I snap the City of London Information Center in Saint Paul's Yard, across the street from the Wren cathedral.  The structure went up in 2007 , designed by make architects. It is pretty funky, too, standing-out in old London yet not distracting from the church. So bravo for that.

The architects set out their stall (from the website):

"A folded metallic envelope wraps 140m2 of internal accommodation, lending the building an angular profile and an air of lightness akin to that of a paper aeroplane. This aerodynamic effect is enhanced by the sloping roof which rises from 3m at the rear staff entrance point to 5m at the public entrance. The large spans and cantilevers required have been achieved using a steel frame braced by a structural ply skin and clad in stainless steel panels. This solution minimises the thickness of the structural envelope - an important consideration in a building of this scale. In addition, the sensitive and restricted nature of the site made a rapid construction method highly desirable. Accordingly, the steel frame was prefabricated in 2 separate sections which were craned onto the site at night and assembled over the course of a couple of days.

"The structure is clad in a specially manufactured system of 220 pre-finished stainless steel panels. This subtly reflective surface provides a striking counterpoint to the stonework of St Paul’s, and the panelisation of each elevation emphasises the crisp angularity of the folded form. By contrast, the building interior is lined with a tessellation of 174 vivid yellow panels formed from Trespa, a recycled timber product. This bright and compact interior conceals a host of high-tech equipment necessary for providing a state-of-the-art information service to visitors. Public facilities are located at the widest part of the triangular plan, and are separated from the staff facilities beyond by a specially-designed information desk.


Thursday, March 1

Going Going Gone!

Sonnet and I invited to a dinner auction fundraiser for the Contemporary Arts Society ; Veronique is on the committee.  The dress-code is "Circus chic" and for a moment I contemplate the cow suit but instead go for the African wrap, pictured, which Katie gifts me from Nairobi. 

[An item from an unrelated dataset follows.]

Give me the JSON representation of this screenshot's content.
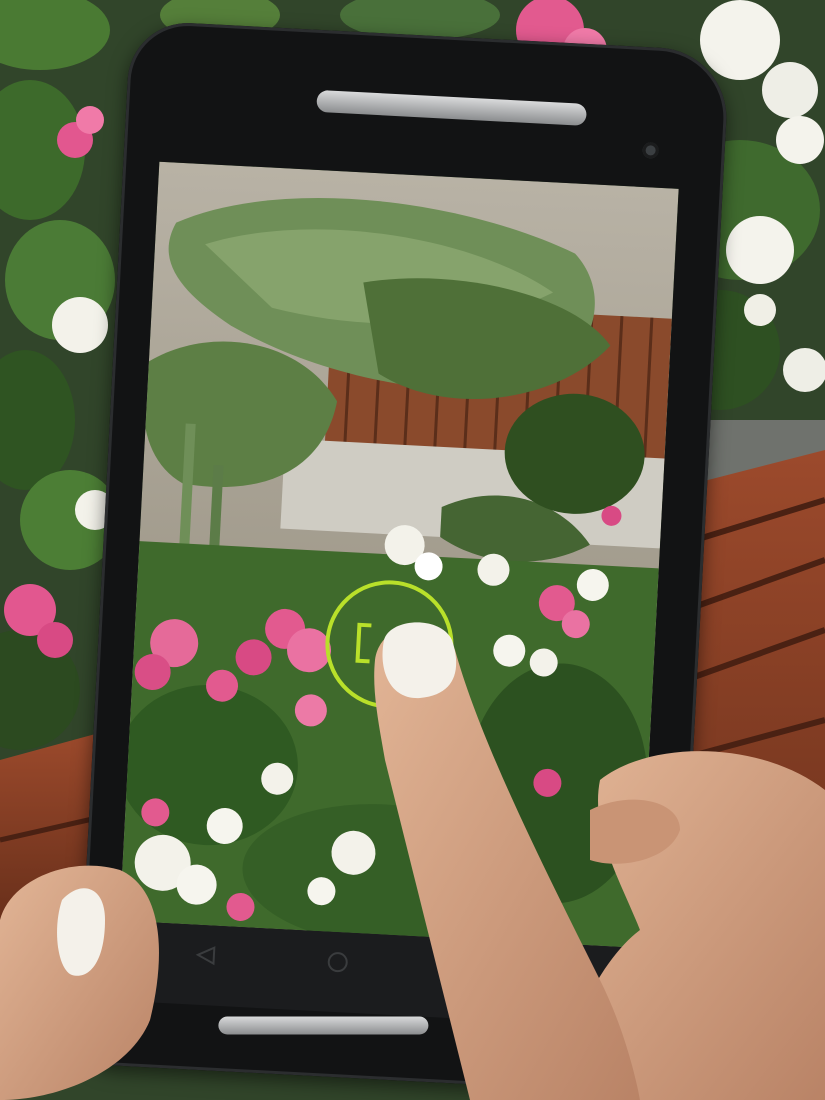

The evening at the Farmiloe building in Clerkenwell, a retired warehouse now used for .. entertainings. A man on stilts greets us from 25-feet up; two Frenchmen juggle and a model smiles in a provocative clown suit.  Inside , we watch acrobats dangling from ropes contorting their bodies in gravity defying sorts of ways.  We are handed martinis and champagne cocktails.

Since this an auction, the art displayed for the 1% who bid £50,000 like it was water . The Sotheby's auctioneer moves things along : " Can I hear 35?  35 is on offer. Do I hear 36? 36 it is! 37? 37? 38! DoIhear40goingoncegoingtwice!soldtothegentlemanininsequenedtrousers" Taste is subjective. 

I sit next to the Russian whose dress holds the rest of her in. She has a gallery on Regent's Park and invites me to have a look. At the gallery. Ar ar.

Car ride to football.
Me: "So how much homework are you boys going to have at the Hampton School?"
Eitan: "I don't know."
Joe: "They say its an hour and twenty minutes. Every day."
Me: "Which will take you guys , like, three hours."
Joe: "Is that your way of saying we are not very smart Mr Orenstein?"